Try it:
A word-for-word repetition of all the entries is required.

Recorded data:
>>>>>
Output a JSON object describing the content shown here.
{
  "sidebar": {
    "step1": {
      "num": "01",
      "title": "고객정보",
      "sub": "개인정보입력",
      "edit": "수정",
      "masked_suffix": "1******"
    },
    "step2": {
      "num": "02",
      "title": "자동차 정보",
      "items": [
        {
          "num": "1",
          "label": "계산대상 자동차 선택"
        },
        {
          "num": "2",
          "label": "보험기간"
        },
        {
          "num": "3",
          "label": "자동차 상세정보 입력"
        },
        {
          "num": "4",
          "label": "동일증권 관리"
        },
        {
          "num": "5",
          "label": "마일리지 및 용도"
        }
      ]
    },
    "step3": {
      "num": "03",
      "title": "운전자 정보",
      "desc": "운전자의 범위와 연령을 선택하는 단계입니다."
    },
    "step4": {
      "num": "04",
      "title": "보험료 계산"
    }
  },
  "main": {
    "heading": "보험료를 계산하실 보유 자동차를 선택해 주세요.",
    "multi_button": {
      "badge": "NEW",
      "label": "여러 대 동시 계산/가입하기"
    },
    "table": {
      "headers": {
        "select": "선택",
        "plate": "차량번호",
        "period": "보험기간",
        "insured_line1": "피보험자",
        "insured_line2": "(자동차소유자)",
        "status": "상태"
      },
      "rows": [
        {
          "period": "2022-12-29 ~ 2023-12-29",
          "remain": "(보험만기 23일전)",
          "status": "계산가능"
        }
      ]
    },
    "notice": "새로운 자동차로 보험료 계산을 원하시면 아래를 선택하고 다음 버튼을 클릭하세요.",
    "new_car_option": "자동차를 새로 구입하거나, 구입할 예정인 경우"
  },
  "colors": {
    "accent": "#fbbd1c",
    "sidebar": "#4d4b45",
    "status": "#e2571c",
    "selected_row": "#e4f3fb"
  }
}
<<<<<
Result of this task:
Output a JSON object describing the content shown here.
{
  "sidebar": {
    "step1": {
      "num": "01",
      "title": "고객정보",
      "sub": "개인정보입력",
      "edit": "수정",
      "masked_suffix": "1******"
    },
    "step2": {
      "num": "02",
      "title": "자동차 정보",
      "items": [
        {
          "num": "1",
          "label": "계산대상 자동차 선택"
        },
        {
          "num": "2",
          "label": "보험기간"
        },
        {
          "num": "3",
          "label": "자동차 상세정보 입력"
        },
        {
          "num": "4",
          "label": "동일증권 관리"
        },
        {
          "num": "5",
          "label": "마일리지 및 용도"
        }
      ]
    },
    "step3": {
      "num": "03",
      "title": "운전자 정보",
      "desc": "운전자의 범위와 연령을 선택하는 단계입니다."
    },
    "step4": {
      "num": "04",
      "title": "보험료 계산"
    }
  },
  "main": {
    "heading": "보험료를 계산하실 보유 자동차를 선택해 주세요.",
    "multi_button": {
      "badge": "NEW",
      "label": "여러 대 동시 계산/가입하기"
    },
    "table": {
      "headers": {
        "select": "선택",
        "plate": "차량번호",
        "period": "보험기간",
        "insured_line1": "피보험자",
        "insured_line2": "(자동차소유자)",
        "status": "상태"
      },
      "rows": [
        {
          "period": "2022-12-29 ~ 2023-12-29",
          "remain": "(보험만기 23일전)",
          "status": "계산가능"
        }
      ]
    },
    "notice": "새로운 자동차로 보험료 계산을 원하시면 아래를 선택하고 다음 버튼을 클릭하세요.",
    "new_car_option": "자동차를 새로 구입하거나, 구입할 예정인 경우"
  },
  "colors": {
    "accent": "#fbbd1c",
    "sidebar": "#4d4b45",
    "status": "#e2571c",
    "selected_row": "#e4f3fb"
  }
}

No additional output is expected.